My rating: 3 of 5 stars
I gave this book a three star mostly because it was a hard pill to swallow than the fact that it had anything to do with me not liking it. The book had an addictive but sometimes hard-to-follow writing style. And the names would overlap in my mind oftentimes. But other than that, there were a lot of things that I loved about this book.
It had a really addicting writing style, and the characterization and world-building were also well developed and interesting.
There were so many memorable characters in this book. Otah, Maati, and the old woman whose name I don’t remember.
Then again, I couldn’t quite relate to the plot. It felt everything was being overly dramatized while nothing much happening.
The story is basically about the world, where the magicians are known as poets and they can bind some arbitrary–not much explained being into human forms like regular poets bind ideas into words. The resulting creature looks like humans but have some powers and are called andats. One poet bound his self-loathing into a creature, and the resulting being had the ability to remove seeds from anything magically. But hated his master, the poet.
The trade of the city soars as a result since the andat can remove seeds from kilos of cotton plants in a second. But is planning a treachery to devastate the poet so completely, that he release his andat. The releasing of the andat can also cause the whole city’s economy to perish.
The plot has some good parts but is overly dramatized in a lot of times.
Maybe the next books do change that a bit.

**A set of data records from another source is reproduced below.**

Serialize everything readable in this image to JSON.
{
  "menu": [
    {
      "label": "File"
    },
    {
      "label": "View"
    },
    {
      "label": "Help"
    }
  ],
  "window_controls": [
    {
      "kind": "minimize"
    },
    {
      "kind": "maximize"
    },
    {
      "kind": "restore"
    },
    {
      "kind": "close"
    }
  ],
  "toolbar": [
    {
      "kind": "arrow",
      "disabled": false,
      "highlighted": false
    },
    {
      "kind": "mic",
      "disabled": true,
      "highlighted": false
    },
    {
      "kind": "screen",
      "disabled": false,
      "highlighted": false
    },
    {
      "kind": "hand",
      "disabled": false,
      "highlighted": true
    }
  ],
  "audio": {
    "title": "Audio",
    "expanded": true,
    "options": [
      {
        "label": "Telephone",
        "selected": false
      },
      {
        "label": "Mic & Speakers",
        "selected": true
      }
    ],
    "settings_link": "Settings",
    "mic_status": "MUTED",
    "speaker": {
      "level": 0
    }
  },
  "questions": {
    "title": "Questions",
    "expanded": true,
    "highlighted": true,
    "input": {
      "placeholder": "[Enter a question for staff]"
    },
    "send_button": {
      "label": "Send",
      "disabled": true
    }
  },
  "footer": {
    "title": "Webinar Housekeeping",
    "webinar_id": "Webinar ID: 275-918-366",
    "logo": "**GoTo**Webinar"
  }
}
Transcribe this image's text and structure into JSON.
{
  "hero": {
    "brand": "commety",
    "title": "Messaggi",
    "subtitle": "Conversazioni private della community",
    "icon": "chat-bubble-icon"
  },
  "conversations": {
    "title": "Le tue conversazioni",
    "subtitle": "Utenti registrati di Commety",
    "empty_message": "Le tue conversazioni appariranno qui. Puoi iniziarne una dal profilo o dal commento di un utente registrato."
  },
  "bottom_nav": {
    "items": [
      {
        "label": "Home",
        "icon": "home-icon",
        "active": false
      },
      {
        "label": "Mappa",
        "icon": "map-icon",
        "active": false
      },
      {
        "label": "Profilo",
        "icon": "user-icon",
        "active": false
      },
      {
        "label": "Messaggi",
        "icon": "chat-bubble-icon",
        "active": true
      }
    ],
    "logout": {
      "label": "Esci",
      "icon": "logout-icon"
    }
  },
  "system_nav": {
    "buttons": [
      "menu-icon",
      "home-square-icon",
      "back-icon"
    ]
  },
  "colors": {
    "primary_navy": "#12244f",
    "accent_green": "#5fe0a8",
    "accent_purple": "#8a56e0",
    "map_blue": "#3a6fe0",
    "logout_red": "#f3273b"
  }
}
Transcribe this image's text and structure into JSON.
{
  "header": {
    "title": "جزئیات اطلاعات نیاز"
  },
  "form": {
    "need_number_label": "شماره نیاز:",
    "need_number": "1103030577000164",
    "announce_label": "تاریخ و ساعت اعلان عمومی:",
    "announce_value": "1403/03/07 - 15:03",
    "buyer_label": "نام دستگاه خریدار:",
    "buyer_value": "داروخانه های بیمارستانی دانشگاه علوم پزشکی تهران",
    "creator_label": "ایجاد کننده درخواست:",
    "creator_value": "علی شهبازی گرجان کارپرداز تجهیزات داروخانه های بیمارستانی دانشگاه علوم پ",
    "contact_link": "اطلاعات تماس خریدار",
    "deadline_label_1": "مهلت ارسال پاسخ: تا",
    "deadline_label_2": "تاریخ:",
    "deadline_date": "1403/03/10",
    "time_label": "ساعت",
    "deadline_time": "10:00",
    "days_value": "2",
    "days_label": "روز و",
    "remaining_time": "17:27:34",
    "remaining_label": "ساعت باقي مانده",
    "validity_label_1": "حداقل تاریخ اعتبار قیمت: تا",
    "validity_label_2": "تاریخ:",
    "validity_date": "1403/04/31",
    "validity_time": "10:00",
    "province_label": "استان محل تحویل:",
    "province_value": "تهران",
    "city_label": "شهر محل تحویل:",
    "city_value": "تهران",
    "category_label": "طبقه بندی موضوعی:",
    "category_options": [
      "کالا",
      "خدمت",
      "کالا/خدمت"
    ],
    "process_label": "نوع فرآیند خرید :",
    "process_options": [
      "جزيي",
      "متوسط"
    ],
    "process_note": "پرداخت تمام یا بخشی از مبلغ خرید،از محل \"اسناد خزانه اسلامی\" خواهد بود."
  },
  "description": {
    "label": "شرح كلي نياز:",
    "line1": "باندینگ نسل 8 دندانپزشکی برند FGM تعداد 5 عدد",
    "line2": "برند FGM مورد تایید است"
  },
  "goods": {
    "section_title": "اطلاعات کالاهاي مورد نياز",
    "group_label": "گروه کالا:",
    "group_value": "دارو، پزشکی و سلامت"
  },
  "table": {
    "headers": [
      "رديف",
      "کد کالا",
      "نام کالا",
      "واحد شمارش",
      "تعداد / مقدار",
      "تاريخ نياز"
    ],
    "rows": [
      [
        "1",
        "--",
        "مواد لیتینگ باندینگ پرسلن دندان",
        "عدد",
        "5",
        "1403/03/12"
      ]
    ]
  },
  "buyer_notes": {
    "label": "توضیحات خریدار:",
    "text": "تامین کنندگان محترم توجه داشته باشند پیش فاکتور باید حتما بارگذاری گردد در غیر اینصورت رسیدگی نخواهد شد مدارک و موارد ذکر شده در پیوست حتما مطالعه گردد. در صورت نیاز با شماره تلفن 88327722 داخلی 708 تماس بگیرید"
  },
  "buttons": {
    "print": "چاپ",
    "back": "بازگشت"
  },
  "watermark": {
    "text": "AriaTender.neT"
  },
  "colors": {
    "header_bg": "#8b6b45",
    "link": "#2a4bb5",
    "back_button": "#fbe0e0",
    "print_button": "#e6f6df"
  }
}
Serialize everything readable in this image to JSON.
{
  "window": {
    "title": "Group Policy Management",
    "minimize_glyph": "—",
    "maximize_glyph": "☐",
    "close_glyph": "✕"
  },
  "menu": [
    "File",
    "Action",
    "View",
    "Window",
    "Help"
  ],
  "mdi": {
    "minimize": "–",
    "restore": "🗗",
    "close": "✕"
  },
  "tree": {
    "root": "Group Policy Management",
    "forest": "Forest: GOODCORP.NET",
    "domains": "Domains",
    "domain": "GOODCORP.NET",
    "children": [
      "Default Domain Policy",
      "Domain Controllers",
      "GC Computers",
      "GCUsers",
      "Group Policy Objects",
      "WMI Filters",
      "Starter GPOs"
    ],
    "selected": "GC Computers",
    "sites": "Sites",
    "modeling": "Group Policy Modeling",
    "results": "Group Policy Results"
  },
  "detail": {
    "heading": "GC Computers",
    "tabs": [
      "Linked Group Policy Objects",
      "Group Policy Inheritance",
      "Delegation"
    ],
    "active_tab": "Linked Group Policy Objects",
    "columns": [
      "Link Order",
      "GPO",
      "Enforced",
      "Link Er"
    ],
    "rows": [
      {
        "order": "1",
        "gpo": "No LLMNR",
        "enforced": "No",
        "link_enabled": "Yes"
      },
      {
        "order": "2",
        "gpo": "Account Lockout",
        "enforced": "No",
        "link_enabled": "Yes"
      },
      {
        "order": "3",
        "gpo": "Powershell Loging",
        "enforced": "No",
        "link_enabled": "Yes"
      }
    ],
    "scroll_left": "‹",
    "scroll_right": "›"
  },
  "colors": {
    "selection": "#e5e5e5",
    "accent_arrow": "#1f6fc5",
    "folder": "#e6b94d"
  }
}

As far as I’ve heard, the series get better. And I will keep reading it for such an interesting writing style if nothing else.